Researchers analyzed pooled data from 4 large clinical studies of COPD: Azithromycin for Prevention of Exacerbation of COPD (MACRO; Identifier: NCT00325897); Simvastatin for the Prevention of Exacerbations in Moderate-to-Severe COPD (STATCOPE; Identifier: NCT01061671); Long-Term Oxygen Treatment Trial (LOTT; Identifier: NCT00692198); and COPD Activity: Serotonin Transporter, Cytokines and Depression (CASCADE; Identifier: NCT01074515).

The investigators sought to establish the relationship between hypogammaglobulinemia and risk for hospitalization in patients with COPD. They measured serum IgG levels on baseline samples from the different COPD cohorts. A total of 2259 participants were considered for IgG analysis (MACRO n=976; STACOPE n=653; LOTT n=354; and CASCADE n=276). IgG concentrations were determined by immunonephelometry in the MACRO and STATCOPE cohorts or by mass spectrometry in the LOTT and CASCADE cohorts.

Overall, hypogammaglobulinemia was reported in 28.4% (n=641) of participants. Only 1.4% (n=32) of the patients had serum IgG levels <4.0 g/L. Compared with their counterparts with normal IgG levels, participants with COPD and hypogammaglobulinemia were older, more likely to be women and white, had a lower body mass index, had worse lung function (either forced expiratory volume in 1 second [FEV1] or forced vital capacity [FVC]), and often needed oxygen supplementation. Further, a greater proportion of patients with lower IgG levels required ≥1 steroid courses before entry into the study and had had hospital admissions for COPD in the previous year.

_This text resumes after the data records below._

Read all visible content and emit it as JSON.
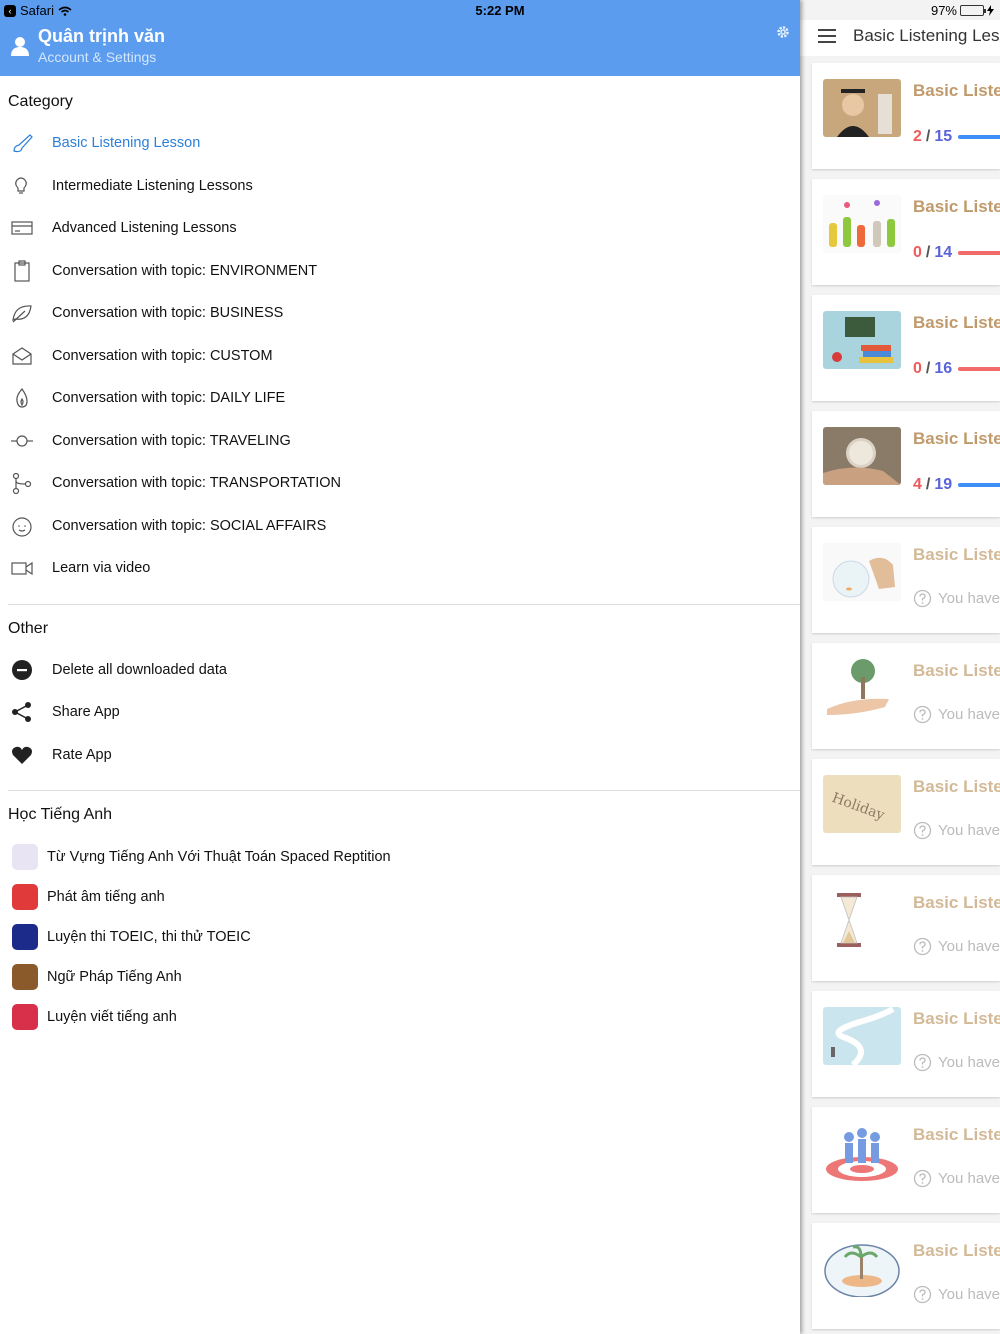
{
  "status": {
    "carrier": "Safari",
    "time": "5:22 PM",
    "battery": "97%"
  },
  "drawer": {
    "user_name": "Quân trịnh văn",
    "user_sub": "Account & Settings",
    "category_title": "Category",
    "categories": [
      {
        "label": "Basic Listening Lesson",
        "icon": "brush-icon",
        "active": true
      },
      {
        "label": "Intermediate Listening Lessons",
        "icon": "bulb-icon"
      },
      {
        "label": "Advanced Listening Lessons",
        "icon": "card-icon"
      },
      {
        "label": "Conversation with topic: ENVIRONMENT",
        "icon": "clipboard-icon"
      },
      {
        "label": "Conversation with topic: BUSINESS",
        "icon": "leaf-icon"
      },
      {
        "label": "Conversation with topic: CUSTOM",
        "icon": "envelope-open-icon"
      },
      {
        "label": "Conversation with topic: DAILY LIFE",
        "icon": "flame-icon"
      },
      {
        "label": "Conversation with topic: TRAVELING",
        "icon": "commit-icon"
      },
      {
        "label": "Conversation with topic: TRANSPORTATION",
        "icon": "branch-icon"
      },
      {
        "label": "Conversation with topic: SOCIAL AFFAIRS",
        "icon": "baby-face-icon"
      },
      {
        "label": "Learn via video",
        "icon": "video-camera-icon"
      }
    ],
    "other_title": "Other",
    "others": [
      {
        "label": "Delete all downloaded data",
        "icon": "minus-circle-icon"
      },
      {
        "label": "Share App",
        "icon": "share-icon"
      },
      {
        "label": "Rate App",
        "icon": "heart-icon"
      }
    ],
    "apps_title": "Học Tiếng Anh",
    "apps": [
      {
        "label": "Từ Vựng Tiếng Anh Với Thuật Toán Spaced Reptition",
        "color": "#e9e4f3"
      },
      {
        "label": "Phát âm tiếng anh",
        "color": "#e03a3a"
      },
      {
        "label": "Luyện thi TOEIC, thi thử TOEIC",
        "color": "#1c2a8a"
      },
      {
        "label": "Ngữ Pháp Tiếng Anh",
        "color": "#8a5a2a"
      },
      {
        "label": "Luyện viết tiếng anh",
        "color": "#d8304a"
      }
    ]
  },
  "main": {
    "title": "Basic Listening Lessons",
    "cards": [
      {
        "title": "Basic Listening",
        "done": "2",
        "total": "15",
        "bar_color": "#3e8ef7",
        "thumb": "graduate-thumb"
      },
      {
        "title": "Basic Listening",
        "done": "0",
        "total": "14",
        "bar_color": "#f26b6b",
        "thumb": "vases-thumb"
      },
      {
        "title": "Basic Listening",
        "done": "0",
        "total": "16",
        "bar_color": "#f26b6b",
        "thumb": "books-thumb"
      },
      {
        "title": "Basic Listening",
        "done": "4",
        "total": "19",
        "bar_color": "#3e8ef7",
        "thumb": "clock-hand-thumb"
      },
      {
        "title": "Basic Listening",
        "none": "You have not",
        "thumb": "cat-fishbowl-thumb"
      },
      {
        "title": "Basic Listening",
        "none": "You have not",
        "thumb": "tree-hand-thumb"
      },
      {
        "title": "Basic Listening",
        "none": "You have not",
        "thumb": "holiday-sand-thumb"
      },
      {
        "title": "Basic Listening",
        "none": "You have not",
        "thumb": "hourglass-thumb"
      },
      {
        "title": "Basic Listening",
        "none": "You have not",
        "thumb": "road-thumb"
      },
      {
        "title": "Basic Listening",
        "none": "You have not",
        "thumb": "people-target-thumb"
      },
      {
        "title": "Basic Listening",
        "none": "You have not",
        "thumb": "island-thumb"
      }
    ]
  }
}
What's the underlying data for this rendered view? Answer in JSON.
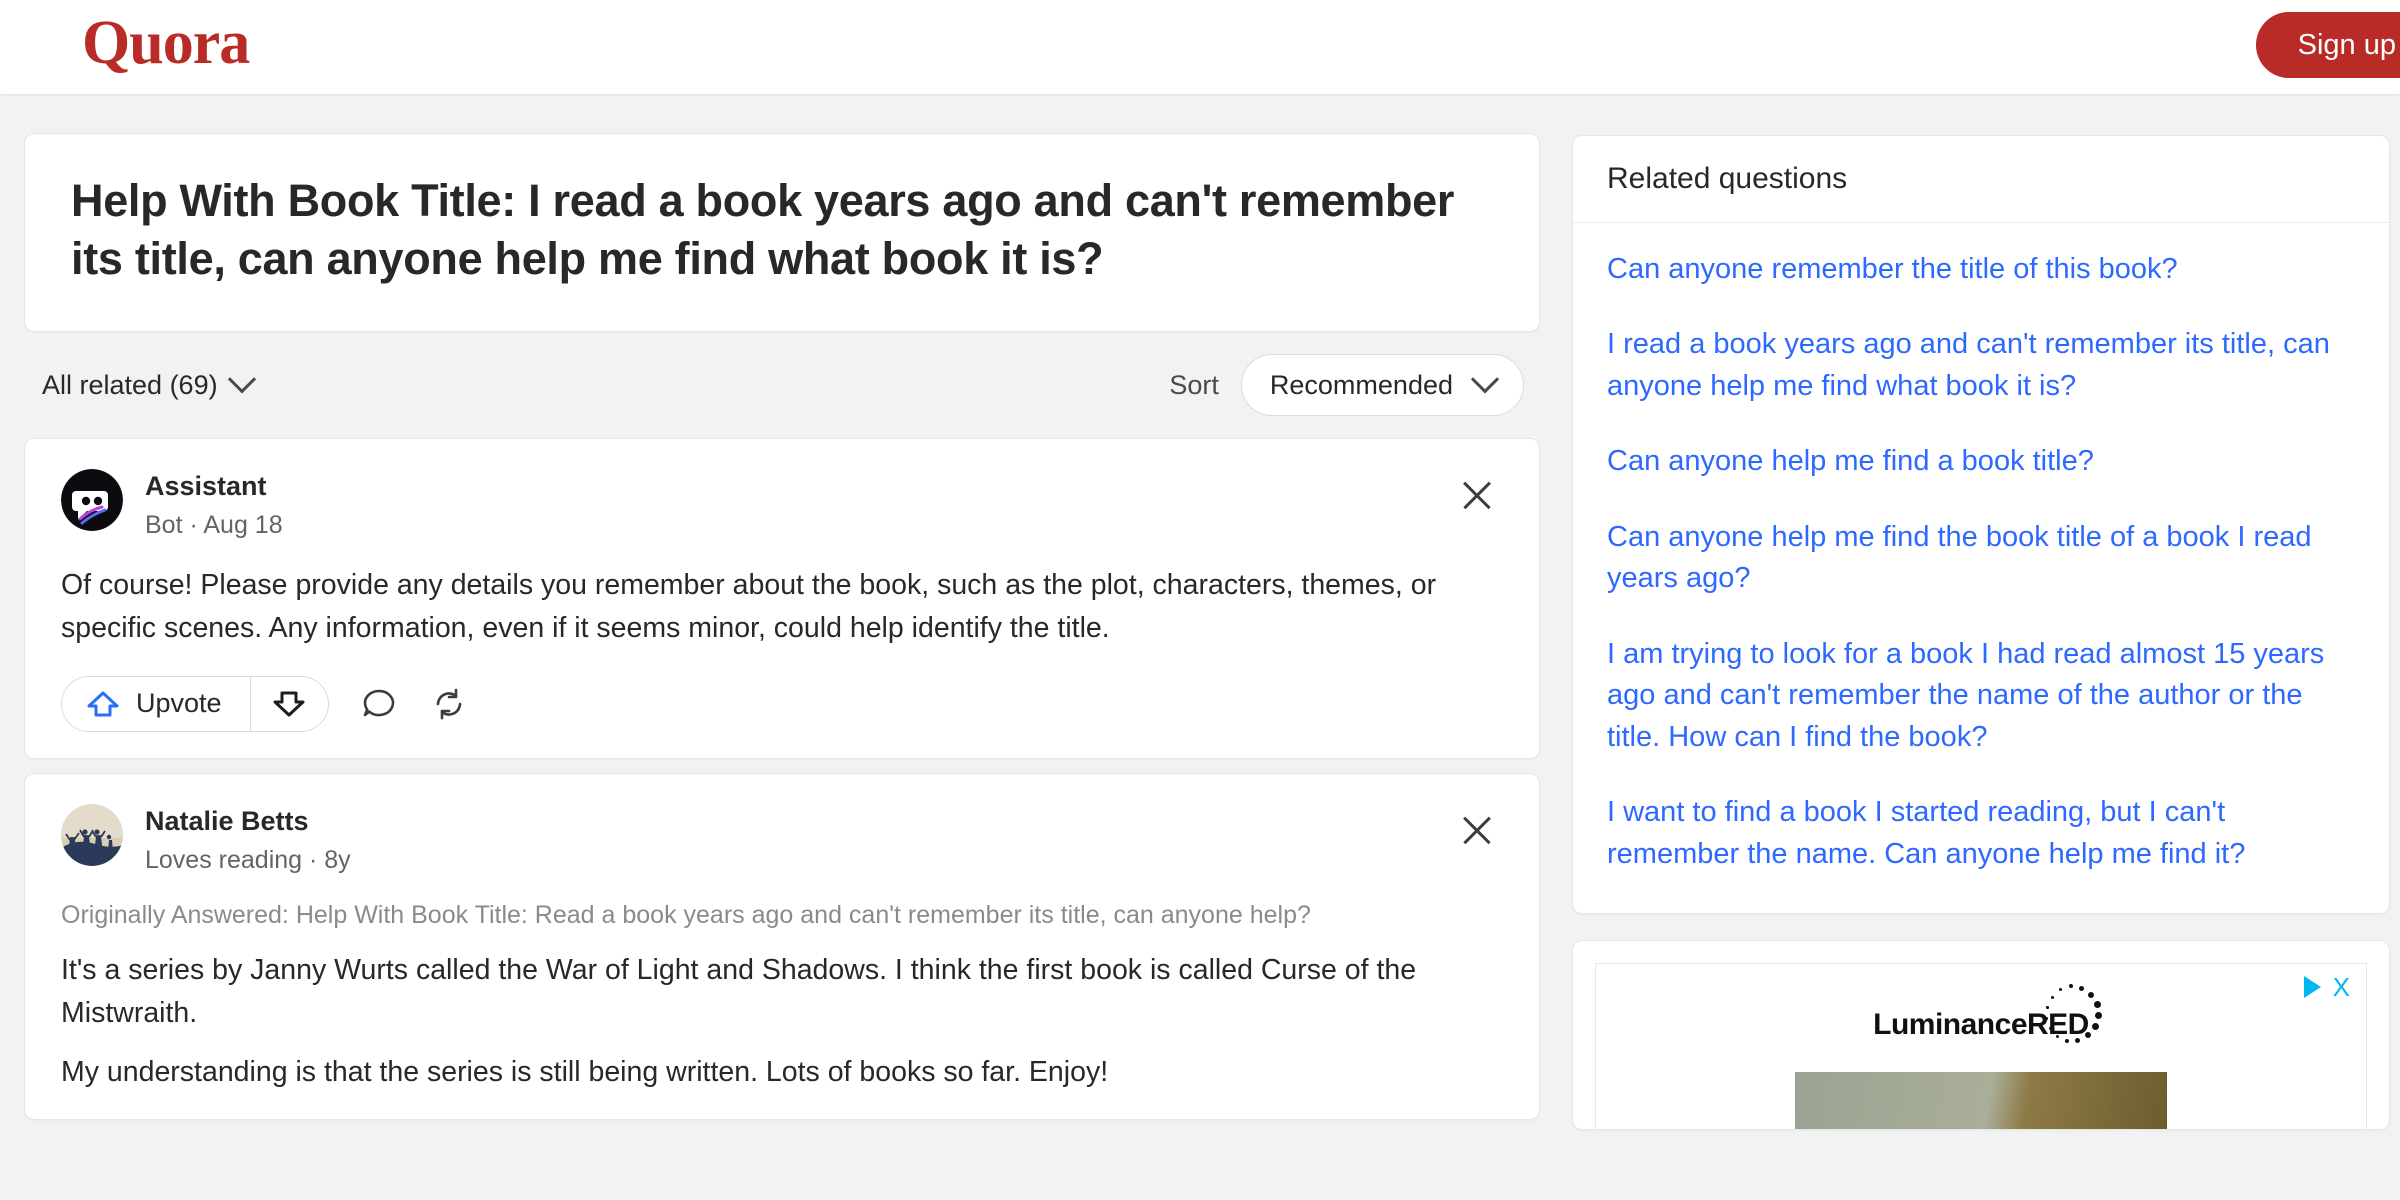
{
  "header": {
    "logo_text": "Quora",
    "logo_color": "#b92b27",
    "signup_label": "Sign up"
  },
  "question": {
    "title": "Help With Book Title: I read a book years ago and can't remember its title, can anyone help me find what book it is?"
  },
  "filter_bar": {
    "all_related_label": "All related (69)",
    "sort_label": "Sort",
    "sort_value": "Recommended"
  },
  "answers": [
    {
      "author": "Assistant",
      "credential": "Bot · Aug 18",
      "avatar_icon": "bot-avatar",
      "body": "Of course! Please provide any details you remember about the book, such as the plot, characters, themes, or specific scenes. Any information, even if it seems minor, could help identify the title.",
      "upvote_label": "Upvote"
    },
    {
      "author": "Natalie Betts",
      "credential": "Loves reading · 8y",
      "avatar_icon": "photo-avatar",
      "originally_answered": "Originally Answered: Help With Book Title: Read a book years ago and can't remember its title, can anyone help?",
      "paragraph_1": "It's a series by Janny Wurts called the War of Light and Shadows. I think the first book is called Curse of the Mistwraith.",
      "paragraph_2": "My understanding is that the series is still being written. Lots of books so far. Enjoy!"
    }
  ],
  "sidebar": {
    "related_title": "Related questions",
    "link_color": "#2e69ff",
    "related_questions": [
      "Can anyone remember the title of this book?",
      "I read a book years ago and can't remember its title, can anyone help me find what book it is?",
      "Can anyone help me find a book title?",
      "Can anyone help me find the book title of a book I read years ago?",
      "I am trying to look for a book I had read almost 15 years ago and can't remember the name of the author or the title. How can I find the book?",
      "I want to find a book I started reading, but I can't remember the name. Can anyone help me find it?"
    ]
  },
  "ad": {
    "brand": "LuminanceRED",
    "close_label": "X",
    "accent_color": "#00b8f0"
  }
}
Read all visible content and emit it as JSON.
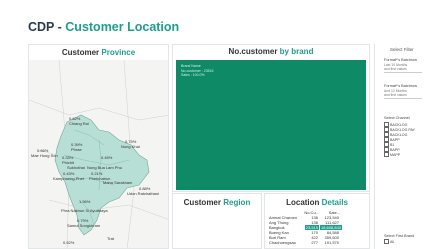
{
  "header": {
    "title_prefix": "CDP - ",
    "title_accent": "Customer Location"
  },
  "province": {
    "title_main": "Customer ",
    "title_accent": "Province",
    "labels": [
      {
        "text": "0.62%",
        "name": "map-label-0"
      },
      {
        "text": "Chiang Rai",
        "name": "map-label-1"
      },
      {
        "text": "0.66%",
        "name": "map-label-2"
      },
      {
        "text": "Mae Hong Son",
        "name": "map-label-3"
      },
      {
        "text": "0.39%",
        "name": "map-label-4"
      },
      {
        "text": "Phrae",
        "name": "map-label-5"
      },
      {
        "text": "0.75%",
        "name": "map-label-6"
      },
      {
        "text": "Nong Khai",
        "name": "map-label-7"
      },
      {
        "text": "0.33%",
        "name": "map-label-8"
      },
      {
        "text": "Phichit",
        "name": "map-label-9"
      },
      {
        "text": "0.45%",
        "name": "map-label-10"
      },
      {
        "text": "Sukhothai",
        "name": "map-label-11"
      },
      {
        "text": "Nong Bua Lam Phu",
        "name": "map-label-12"
      },
      {
        "text": "0.43%",
        "name": "map-label-13"
      },
      {
        "text": "Kamphaeng Phet",
        "name": "map-label-14"
      },
      {
        "text": "0.21%",
        "name": "map-label-15"
      },
      {
        "text": "Phetchabun",
        "name": "map-label-16"
      },
      {
        "text": "Maha Sarakham",
        "name": "map-label-17"
      },
      {
        "text": "0.88%",
        "name": "map-label-18"
      },
      {
        "text": "Udon Ratchathani",
        "name": "map-label-19"
      },
      {
        "text": "1.56%",
        "name": "map-label-20"
      },
      {
        "text": "Phra Nakhon Si Ayutthaya",
        "name": "map-label-21"
      },
      {
        "text": "0.79%",
        "name": "map-label-22"
      },
      {
        "text": "Samut Songkhram",
        "name": "map-label-23"
      },
      {
        "text": "0.52%",
        "name": "map-label-24"
      },
      {
        "text": "Trat",
        "name": "map-label-25"
      }
    ]
  },
  "brand": {
    "title_main": "No.customer ",
    "title_accent": "by brand",
    "treemap": {
      "brand": "Brand Name",
      "count": "No.customer : 23515",
      "share": "Sales : 100.0%"
    }
  },
  "region": {
    "title_main": "Customer ",
    "title_accent": "Region"
  },
  "location": {
    "title_main": "Location ",
    "title_accent": "Details",
    "columns": [
      "",
      "No.Cu...",
      "Sale..."
    ],
    "rows": [
      {
        "name": "Amnat Charoen",
        "count": "136",
        "sales": "123,540"
      },
      {
        "name": "Ang Thong",
        "count": "136",
        "sales": "111,627"
      },
      {
        "name": "Bangkok",
        "count": "23,515",
        "sales": "18,608,843"
      },
      {
        "name": "Bueng Kan",
        "count": "170",
        "sales": "84,588"
      },
      {
        "name": "Buri Ram",
        "count": "422",
        "sales": "359,600"
      },
      {
        "name": "Chachoengsao",
        "count": "277",
        "sales": "191,570"
      }
    ]
  },
  "filters": {
    "title": "Select Filter",
    "f1_label": "Format*'s Batchrow",
    "f1_sub": "Last 10 Months",
    "f1_sub2": "and first values",
    "f2_label": "Format*'s Batchrow",
    "f2_sub": "And 12 Months",
    "f2_sub2": "and first values",
    "f3_label": "Select Channel",
    "channels": [
      "BACKLOG",
      "BACKLOG PAY",
      "BACKLOG",
      "BAPP",
      "B1",
      "BAPP",
      "MAPP"
    ],
    "f4_label": "Select First Brand",
    "f4_opt": "All"
  }
}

The median study follow-up was 1.02 years. Overall, 24.7% (n=558) of the participants required ≥1 hospitalization for COPD. A significantly higher proportion of participants with hypogammaglobulinemia vs those with normal IgG levels experienced ≥1 hospital admission for COPD (30.7% vs 22.3%, respectively; P <.001).

The pooled subdistribution hazard ratio (SHR), per meta-analysis, was 1.29 (95% CI, 1.06-1.56; P =.01). Moreover, of the 757 participants with a previous hospitalization for COPD, the pooled SHR increased to 1.58 (95% CI, 1.20-2.07; P <.01). The risk for COPD hospital admission, however, was similar between the IgG groups in patients with no prior hospitalizations for COPD (SHR, 1.15; 95% CI, 0.86-1.52; P =.34). Those with hypogammaglobulinemia also demonstrated significantly greater rates of COPD hospitalizations per person-year compared with those with normal IgG levels (0.48±2.01 vs 0.29±0.83, respectively; P <.001).

The investigators concluded that mechanistic studies are still warranted to better clarify how IgG and other immunoglobulins, in particular, IgA, may contribute to the local airway host defense. The possibility exists that in certain patients with COPD, IgG replacement therapy may be effective in decreasing the risk for COPD hospitalization. A well-designed trial to explore this hypothesis is needed.


Leitao Filho FS, Mattman A, Schellenberg R, et al. Serum IgG levels and risk of COPD hospitalization: a pooled meta-analysis [published online May 19, 2020]. CHEST. doi:10.1016/j.chest.2020.04.058